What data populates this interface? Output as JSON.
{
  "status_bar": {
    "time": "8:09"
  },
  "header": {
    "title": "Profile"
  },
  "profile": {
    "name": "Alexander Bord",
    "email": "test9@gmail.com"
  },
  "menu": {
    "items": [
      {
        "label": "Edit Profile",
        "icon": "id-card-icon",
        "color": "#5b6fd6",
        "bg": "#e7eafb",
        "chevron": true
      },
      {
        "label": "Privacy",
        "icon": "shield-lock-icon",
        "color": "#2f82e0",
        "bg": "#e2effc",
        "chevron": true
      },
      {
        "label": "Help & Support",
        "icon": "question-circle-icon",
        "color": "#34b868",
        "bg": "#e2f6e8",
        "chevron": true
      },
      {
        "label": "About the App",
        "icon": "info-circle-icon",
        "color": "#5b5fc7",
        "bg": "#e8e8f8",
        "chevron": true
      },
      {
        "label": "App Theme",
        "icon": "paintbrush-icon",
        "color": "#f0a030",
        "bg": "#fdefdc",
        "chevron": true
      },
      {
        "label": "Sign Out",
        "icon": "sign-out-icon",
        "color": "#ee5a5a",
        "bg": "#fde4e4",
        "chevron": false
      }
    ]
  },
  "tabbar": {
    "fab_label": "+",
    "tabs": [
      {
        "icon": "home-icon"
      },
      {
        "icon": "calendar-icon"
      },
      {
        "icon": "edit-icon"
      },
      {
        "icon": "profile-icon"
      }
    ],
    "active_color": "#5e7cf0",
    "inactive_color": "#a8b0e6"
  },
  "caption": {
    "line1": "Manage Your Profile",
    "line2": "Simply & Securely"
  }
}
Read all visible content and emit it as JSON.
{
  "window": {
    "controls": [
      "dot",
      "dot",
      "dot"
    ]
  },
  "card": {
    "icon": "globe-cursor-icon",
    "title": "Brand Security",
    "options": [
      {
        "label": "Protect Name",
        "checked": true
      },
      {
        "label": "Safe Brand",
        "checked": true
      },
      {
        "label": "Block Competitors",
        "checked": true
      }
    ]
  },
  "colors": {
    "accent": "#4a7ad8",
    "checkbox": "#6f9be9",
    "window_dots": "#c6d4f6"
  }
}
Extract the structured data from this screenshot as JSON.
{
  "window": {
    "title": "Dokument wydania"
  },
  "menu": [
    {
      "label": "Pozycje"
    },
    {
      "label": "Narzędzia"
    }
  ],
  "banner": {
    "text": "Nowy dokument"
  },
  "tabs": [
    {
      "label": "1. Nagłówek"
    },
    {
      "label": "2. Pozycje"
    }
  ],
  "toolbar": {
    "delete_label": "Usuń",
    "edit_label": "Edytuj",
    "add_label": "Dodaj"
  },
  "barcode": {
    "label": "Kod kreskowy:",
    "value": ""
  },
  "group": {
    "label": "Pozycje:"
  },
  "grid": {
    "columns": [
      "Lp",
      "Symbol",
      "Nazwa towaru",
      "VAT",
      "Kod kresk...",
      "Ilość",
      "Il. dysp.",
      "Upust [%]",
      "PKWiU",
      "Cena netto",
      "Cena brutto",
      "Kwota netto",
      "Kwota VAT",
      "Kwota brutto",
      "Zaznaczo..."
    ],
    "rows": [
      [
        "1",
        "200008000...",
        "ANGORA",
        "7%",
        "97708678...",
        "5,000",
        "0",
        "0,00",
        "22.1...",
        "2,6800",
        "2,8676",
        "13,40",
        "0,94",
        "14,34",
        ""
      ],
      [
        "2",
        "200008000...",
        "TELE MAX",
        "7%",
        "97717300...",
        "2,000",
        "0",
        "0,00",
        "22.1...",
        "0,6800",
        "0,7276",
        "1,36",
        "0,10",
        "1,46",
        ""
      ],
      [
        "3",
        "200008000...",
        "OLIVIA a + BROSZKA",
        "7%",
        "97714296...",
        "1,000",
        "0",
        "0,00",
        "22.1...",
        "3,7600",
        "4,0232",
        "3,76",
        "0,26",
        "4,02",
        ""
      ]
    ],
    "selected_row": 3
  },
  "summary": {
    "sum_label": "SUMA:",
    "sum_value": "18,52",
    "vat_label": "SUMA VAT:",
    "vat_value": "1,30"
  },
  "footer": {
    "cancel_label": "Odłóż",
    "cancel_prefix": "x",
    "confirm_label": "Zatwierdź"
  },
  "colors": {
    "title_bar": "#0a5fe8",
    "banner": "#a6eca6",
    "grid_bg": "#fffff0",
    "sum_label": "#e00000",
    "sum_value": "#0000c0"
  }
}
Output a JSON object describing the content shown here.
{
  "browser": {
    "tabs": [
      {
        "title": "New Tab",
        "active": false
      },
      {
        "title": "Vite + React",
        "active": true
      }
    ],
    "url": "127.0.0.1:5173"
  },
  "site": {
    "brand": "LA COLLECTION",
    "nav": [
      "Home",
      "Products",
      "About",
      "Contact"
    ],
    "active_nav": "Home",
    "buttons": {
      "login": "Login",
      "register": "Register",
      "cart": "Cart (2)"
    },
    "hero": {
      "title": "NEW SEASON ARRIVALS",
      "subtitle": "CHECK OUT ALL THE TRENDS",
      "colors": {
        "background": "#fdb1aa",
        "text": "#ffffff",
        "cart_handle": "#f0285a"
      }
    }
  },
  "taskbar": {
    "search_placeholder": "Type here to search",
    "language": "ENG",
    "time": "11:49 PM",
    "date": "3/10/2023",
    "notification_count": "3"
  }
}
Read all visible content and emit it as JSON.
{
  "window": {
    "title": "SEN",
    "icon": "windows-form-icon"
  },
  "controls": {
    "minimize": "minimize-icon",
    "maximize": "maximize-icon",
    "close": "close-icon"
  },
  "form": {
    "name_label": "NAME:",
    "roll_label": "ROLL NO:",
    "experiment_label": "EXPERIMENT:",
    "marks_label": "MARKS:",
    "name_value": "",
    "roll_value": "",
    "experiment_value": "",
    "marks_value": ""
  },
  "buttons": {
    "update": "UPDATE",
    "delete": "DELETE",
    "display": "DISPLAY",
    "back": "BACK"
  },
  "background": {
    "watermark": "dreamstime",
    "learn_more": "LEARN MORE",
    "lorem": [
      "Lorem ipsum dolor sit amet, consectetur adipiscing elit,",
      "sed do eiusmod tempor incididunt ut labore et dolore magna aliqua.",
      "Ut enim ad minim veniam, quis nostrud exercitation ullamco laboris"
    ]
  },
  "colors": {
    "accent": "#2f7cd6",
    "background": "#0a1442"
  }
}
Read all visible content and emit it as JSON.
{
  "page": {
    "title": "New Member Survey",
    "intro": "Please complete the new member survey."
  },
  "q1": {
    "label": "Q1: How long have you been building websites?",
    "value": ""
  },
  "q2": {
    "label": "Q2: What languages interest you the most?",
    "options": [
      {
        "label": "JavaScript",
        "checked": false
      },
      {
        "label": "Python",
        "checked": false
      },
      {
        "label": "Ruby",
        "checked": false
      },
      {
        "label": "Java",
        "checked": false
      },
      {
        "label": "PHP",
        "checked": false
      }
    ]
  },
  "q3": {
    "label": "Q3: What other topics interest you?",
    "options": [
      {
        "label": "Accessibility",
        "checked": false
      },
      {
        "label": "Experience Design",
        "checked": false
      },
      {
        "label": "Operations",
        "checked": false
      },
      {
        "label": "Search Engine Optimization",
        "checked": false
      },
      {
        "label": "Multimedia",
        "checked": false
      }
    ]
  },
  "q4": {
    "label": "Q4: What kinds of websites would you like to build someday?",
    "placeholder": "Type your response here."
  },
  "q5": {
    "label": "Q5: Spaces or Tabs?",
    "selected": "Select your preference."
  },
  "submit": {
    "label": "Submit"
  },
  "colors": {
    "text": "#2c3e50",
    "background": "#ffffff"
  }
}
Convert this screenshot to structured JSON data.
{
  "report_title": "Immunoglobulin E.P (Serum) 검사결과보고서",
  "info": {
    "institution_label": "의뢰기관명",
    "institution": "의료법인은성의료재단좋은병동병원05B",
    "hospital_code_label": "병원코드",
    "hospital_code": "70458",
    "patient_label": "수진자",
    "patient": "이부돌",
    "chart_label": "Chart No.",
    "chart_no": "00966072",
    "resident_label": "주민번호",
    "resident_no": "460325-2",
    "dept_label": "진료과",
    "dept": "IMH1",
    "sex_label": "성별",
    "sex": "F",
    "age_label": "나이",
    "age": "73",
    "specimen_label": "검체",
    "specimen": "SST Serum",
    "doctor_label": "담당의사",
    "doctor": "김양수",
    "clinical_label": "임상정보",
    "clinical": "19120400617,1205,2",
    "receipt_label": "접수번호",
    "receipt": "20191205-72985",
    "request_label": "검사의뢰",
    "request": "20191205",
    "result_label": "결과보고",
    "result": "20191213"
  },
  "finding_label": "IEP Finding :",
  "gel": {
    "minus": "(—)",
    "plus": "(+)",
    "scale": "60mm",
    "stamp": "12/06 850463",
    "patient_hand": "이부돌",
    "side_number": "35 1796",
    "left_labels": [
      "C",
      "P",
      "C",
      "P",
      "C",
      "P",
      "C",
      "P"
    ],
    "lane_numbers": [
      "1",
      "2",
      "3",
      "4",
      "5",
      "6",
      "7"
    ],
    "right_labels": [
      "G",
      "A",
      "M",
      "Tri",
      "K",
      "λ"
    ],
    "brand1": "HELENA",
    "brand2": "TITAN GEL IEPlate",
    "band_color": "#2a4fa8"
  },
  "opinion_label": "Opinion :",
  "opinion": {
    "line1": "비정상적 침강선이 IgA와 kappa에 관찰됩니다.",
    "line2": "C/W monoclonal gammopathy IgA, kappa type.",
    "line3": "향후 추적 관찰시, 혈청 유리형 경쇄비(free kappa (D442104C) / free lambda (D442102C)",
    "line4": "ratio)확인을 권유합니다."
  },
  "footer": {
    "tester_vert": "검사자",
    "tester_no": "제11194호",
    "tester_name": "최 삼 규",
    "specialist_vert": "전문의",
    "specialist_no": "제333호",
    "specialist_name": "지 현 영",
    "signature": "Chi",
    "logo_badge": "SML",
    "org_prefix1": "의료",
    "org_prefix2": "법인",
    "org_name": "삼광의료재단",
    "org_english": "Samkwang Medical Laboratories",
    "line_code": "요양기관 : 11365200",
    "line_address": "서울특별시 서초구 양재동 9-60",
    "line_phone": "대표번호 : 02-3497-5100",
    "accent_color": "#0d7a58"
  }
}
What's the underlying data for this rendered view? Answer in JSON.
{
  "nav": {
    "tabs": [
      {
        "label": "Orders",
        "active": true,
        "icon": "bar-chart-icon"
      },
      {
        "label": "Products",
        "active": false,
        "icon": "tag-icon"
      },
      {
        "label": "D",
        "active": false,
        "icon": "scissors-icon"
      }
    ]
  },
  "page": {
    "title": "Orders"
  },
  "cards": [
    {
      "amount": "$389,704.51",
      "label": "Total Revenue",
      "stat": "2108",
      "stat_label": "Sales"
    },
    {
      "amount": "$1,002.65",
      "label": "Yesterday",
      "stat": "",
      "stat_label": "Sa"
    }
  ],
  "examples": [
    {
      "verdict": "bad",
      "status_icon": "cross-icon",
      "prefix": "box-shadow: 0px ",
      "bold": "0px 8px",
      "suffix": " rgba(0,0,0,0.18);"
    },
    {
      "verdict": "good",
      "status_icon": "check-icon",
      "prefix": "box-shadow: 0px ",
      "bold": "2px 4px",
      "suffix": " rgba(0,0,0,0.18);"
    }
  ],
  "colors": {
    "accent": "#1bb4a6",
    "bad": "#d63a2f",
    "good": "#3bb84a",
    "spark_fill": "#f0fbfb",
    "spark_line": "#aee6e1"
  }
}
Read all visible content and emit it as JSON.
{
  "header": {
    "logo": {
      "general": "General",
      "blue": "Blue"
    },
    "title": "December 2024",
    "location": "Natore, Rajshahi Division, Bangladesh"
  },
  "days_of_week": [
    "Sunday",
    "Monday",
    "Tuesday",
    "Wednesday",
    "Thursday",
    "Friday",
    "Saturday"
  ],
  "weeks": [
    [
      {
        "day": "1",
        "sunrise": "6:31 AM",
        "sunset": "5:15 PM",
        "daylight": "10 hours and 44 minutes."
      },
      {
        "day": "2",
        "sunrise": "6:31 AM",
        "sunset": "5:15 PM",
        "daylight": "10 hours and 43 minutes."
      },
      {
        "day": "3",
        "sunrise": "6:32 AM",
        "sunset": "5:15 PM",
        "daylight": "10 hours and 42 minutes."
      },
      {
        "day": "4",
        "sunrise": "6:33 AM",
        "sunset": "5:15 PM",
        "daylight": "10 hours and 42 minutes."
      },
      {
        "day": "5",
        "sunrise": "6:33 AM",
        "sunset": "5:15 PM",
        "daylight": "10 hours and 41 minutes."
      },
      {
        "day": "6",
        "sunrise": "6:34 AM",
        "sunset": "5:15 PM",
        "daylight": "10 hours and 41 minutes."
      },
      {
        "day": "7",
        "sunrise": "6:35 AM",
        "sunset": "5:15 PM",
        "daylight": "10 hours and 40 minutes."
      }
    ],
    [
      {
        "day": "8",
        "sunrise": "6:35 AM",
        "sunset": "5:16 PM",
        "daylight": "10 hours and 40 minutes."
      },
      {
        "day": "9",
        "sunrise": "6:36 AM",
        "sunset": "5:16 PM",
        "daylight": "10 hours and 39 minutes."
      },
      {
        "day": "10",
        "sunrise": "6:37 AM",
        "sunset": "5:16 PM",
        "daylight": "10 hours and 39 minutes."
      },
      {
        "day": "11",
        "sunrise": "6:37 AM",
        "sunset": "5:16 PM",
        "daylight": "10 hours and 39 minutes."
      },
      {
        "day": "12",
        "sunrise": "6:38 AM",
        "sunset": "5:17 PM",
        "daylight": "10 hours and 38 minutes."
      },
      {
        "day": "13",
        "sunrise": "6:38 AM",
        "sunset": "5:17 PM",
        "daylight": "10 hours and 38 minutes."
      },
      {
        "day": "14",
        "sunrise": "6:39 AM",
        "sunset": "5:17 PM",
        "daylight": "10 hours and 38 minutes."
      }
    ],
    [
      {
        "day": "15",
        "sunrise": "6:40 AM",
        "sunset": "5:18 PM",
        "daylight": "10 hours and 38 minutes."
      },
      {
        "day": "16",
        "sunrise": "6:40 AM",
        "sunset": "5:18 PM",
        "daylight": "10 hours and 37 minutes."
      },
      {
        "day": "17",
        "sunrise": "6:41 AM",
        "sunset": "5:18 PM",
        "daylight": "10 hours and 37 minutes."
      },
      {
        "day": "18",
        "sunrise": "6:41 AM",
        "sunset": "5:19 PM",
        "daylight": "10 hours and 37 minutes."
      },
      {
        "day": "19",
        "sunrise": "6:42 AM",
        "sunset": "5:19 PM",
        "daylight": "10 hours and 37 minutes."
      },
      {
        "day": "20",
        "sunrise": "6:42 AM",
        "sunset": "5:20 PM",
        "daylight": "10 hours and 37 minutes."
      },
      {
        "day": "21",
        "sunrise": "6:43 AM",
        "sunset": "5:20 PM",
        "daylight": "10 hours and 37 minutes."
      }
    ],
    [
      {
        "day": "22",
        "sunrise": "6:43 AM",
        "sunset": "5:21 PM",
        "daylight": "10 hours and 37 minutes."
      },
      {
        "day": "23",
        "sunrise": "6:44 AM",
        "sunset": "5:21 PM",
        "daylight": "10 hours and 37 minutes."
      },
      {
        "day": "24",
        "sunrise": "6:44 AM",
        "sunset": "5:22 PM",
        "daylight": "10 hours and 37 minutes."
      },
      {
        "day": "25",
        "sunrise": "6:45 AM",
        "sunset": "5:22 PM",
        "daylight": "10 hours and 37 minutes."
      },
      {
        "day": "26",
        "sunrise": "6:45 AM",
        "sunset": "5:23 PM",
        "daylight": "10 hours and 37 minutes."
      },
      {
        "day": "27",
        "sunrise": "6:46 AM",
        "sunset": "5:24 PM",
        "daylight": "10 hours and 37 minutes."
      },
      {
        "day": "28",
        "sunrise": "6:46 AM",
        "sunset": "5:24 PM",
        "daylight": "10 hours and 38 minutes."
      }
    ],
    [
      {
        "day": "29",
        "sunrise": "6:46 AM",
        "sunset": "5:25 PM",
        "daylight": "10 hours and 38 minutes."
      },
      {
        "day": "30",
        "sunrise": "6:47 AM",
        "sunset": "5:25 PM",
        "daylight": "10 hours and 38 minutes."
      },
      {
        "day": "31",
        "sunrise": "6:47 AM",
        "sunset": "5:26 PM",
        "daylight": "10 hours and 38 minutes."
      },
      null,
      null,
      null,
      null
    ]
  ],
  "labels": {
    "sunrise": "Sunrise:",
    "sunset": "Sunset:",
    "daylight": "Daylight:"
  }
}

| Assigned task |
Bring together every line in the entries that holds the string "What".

| Answer section |
What data populates this interface? Output as JSON.
    "label": "Q2: What languages interest you the most?",
    "label": "Q3: What other topics interest you?",
    "label": "Q4: What kinds of websites would you like to build someday?",
What's the underlying data for this rendered view? Answer in JSON.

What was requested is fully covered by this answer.